Under the portraits, the wooden closets are adorned in marquetry with symbols of Virtues and Arts, a portrait of the Duke and his armor, some musical instruments and a series of objects referring to the process of personal improvement.
At the corner of the room next to the studiolo, take the stairs up the tower and reach the panoramic point. Of course I was alone, because Matteo hates heights. So I took a selfie.
Raphael’s portrait of a lady
La Muta by Raffaello portrays Giovanna, daughter of the duke. I particularly liked the details of the dress and the hands.
Paolo Uccello’s small but dazzling panel
The Miracle of the Desecrated Host by Paolo Uccello is like an ancient comic book. From left to right it narrates the miracle in a vivid, fabled way. I loved it.
The original church, built around the year 1000, was destroyed by an earthquake at the end of 1700 and so rebuilt in a neoclassic style. The Caves are the most interesting part are: during the Second World War the Treasure of St. Mark’s Basilica was brought here to be kept safe. The other church you see almost in front of the Duomo is the church of San Domenico, dating back to the second half of 1300 but rebuilt internally in 1700.
3 Piazza della Repubblica
Piazza della Repubblica is the meeting point of Urbino’s inhabitants because it is located at the crossing of 5 important streets leading to the main areas of the town. Plus it has several cafés and a gelateria. Read below.
4 The House of Raffaello Sanzio
The birthplace of Raffaello is halfway along the steep street leading to the Fortress and the park on top of the town. Here Raffaello was born on March 28th, 1483. He studied at the workshop of his father, who was an artist at the court of the Duke. In the house, there are not many Raffaello’s artworks. On the ground floor, you can see his father’s atelier, also used for temporary exhibitions. While on the first floor there are copies of Raffaello’s paintings. The only original piece is in the painter’s room: the fresco Madonna col Bambino, probably accomplished by father and son together. Going up towards the fortress you reach Piazzale Roma, where there’s the statue of Raffaello (under restoration when we were there).
5 Parco della Resistenza (panoramic point)
On top of the city, there’s a Fortress, Fortezza di Albornoz, surrounded by a nice park. The fortress dates back to 1300 and is now the seat of a museum (a part with archaeological finds and another part dedicated to the history of war equipment between 1300 and 1500). From the park, you can enjoy a great view of the town and the splendid Palace, relax for a while and take beautiful pictures.
6 Saint John’s Oratory – Oratorio di San Giovanni
The chapel has a late Gothic facade but the true masterpiece is the cycle of frescoes inside: painted by the Salimbeni brothers in 1400 it depicts the Crucifixion, Madonna of the humility and the life of Saint John Baptist.
7 Saint Joseph Oratory – Oratorio di San Giuseppe
On the walls you can see the paintings displaying the life of Saint Joseph.

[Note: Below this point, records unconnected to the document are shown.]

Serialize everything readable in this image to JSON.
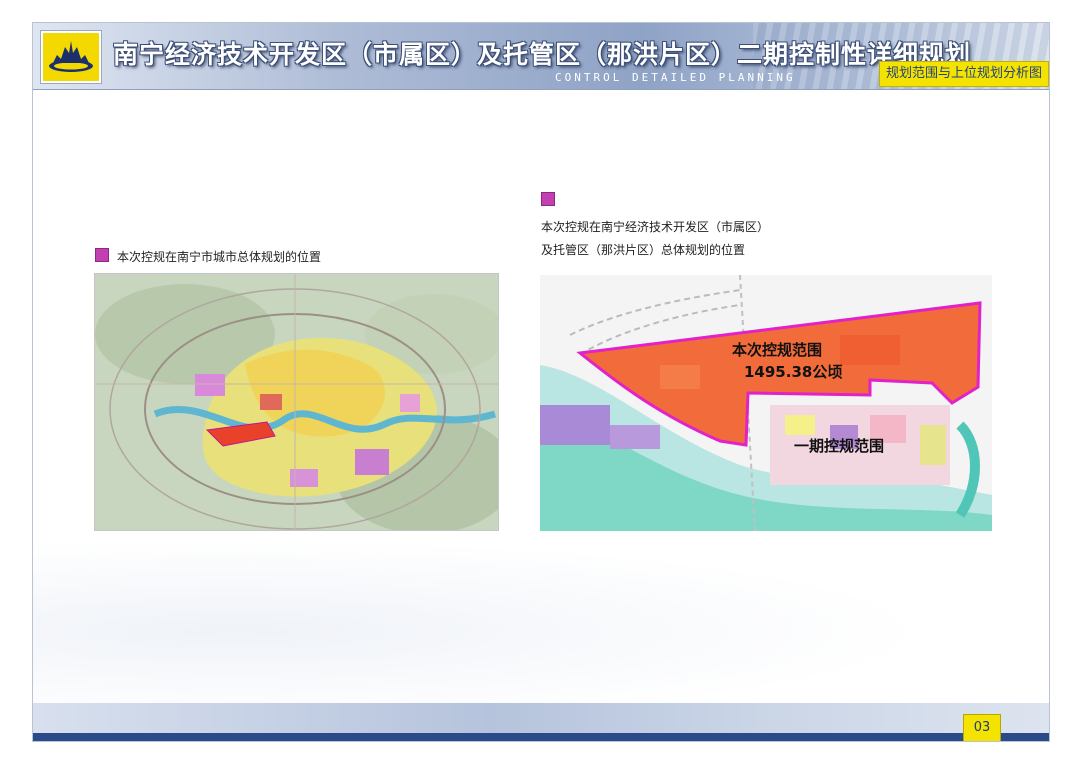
{
  "header": {
    "title": "南宁经济技术开发区（市属区）及托管区（那洪片区）二期控制性详细规划",
    "subtitle": "CONTROL DETAILED PLANNING",
    "section_tag": "规划范围与上位规划分析图"
  },
  "left_panel": {
    "caption": "本次控规在南宁市城市总体规划的位置"
  },
  "right_panel": {
    "caption_line1": "本次控规在南宁经济技术开发区（市属区）",
    "caption_line2": "及托管区（那洪片区）总体规划的位置",
    "label_scope": "本次控规范围",
    "label_area": "1495.38公顷",
    "label_phase1": "一期控规范围"
  },
  "footer": {
    "page_number": "03"
  },
  "colors": {
    "accent_yellow": "#f4e200",
    "header_blue": "#8fa3c6",
    "bullet_magenta": "#c33fb2",
    "scope_orange": "#f26b3a",
    "boundary_magenta": "#e022c8"
  }
}
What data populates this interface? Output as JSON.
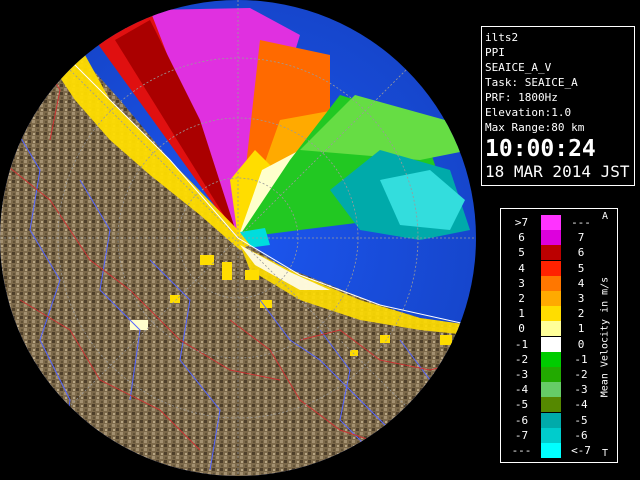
{
  "info": {
    "radar_name": "ilts2",
    "mode": "PPI",
    "product": "SEAICE_A_V",
    "task": "Task: SEAICE_A",
    "prf": "PRF: 1800Hz",
    "elevation": "Elevation:1.0",
    "max_range": "Max Range:80 km",
    "time": "10:00:24",
    "date": "18 MAR 2014 JST"
  },
  "legend": {
    "title": "Mean Velocity in m/s",
    "marker_top": "A",
    "marker_bottom": "T",
    "rows": [
      {
        "left": ">7",
        "right": "---",
        "color": "#ff33ff"
      },
      {
        "left": "6",
        "right": "7",
        "color": "#dd00dd"
      },
      {
        "left": "5",
        "right": "6",
        "color": "#bb0000"
      },
      {
        "left": "4",
        "right": "5",
        "color": "#ff2200"
      },
      {
        "left": "3",
        "right": "4",
        "color": "#ff7700"
      },
      {
        "left": "2",
        "right": "3",
        "color": "#ffaa00"
      },
      {
        "left": "1",
        "right": "2",
        "color": "#ffdd00"
      },
      {
        "left": "0",
        "right": "1",
        "color": "#ffff99"
      },
      {
        "left": "-1",
        "right": "0",
        "color": "#ffffff"
      },
      {
        "left": "-2",
        "right": "-1",
        "color": "#00cc00"
      },
      {
        "left": "-3",
        "right": "-2",
        "color": "#22aa00"
      },
      {
        "left": "-4",
        "right": "-3",
        "color": "#66cc66"
      },
      {
        "left": "-5",
        "right": "-4",
        "color": "#558800"
      },
      {
        "left": "-6",
        "right": "-5",
        "color": "#00aaaa"
      },
      {
        "left": "-7",
        "right": "-6",
        "color": "#00cccc"
      },
      {
        "left": "---",
        "right": "<-7",
        "color": "#00ffff"
      }
    ]
  },
  "colors": {
    "sea": "#1a4fe0",
    "land": "#7a6646",
    "coast_echo": "#ffdd00",
    "rivers": "#5566ff",
    "roads": "#cc3333",
    "range_rings": "#888888"
  }
}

Plus a Nativity Scene realized at the half of 1500 with life-size statues of tuff and pumice stone.
Where to park in Urbino
The most convenient place is Borgo Mercatale, right under the Duke’s Palace facade. There you can go up using the elevator (right under the facade there’s the Tourist Info sign). The fee is €0,50 each for a ride up or down. PS the view from the parking lot is the one below…. amazing!
What to eat in Urbino
As for the food, since we were in Urbino only for half a day, we had a simple crescia, a sort of piadina. You can choose your favourite filling among veggies, cold cuts and/or cheese. I didn’t particularly liked the place where we unfortunately chose to try it so I won’t say anything about it. On the other hand I can recommend for a gelato the gelateria Sorbetto del Duca in via Raffaello, 1, that also has some lactose free flavors.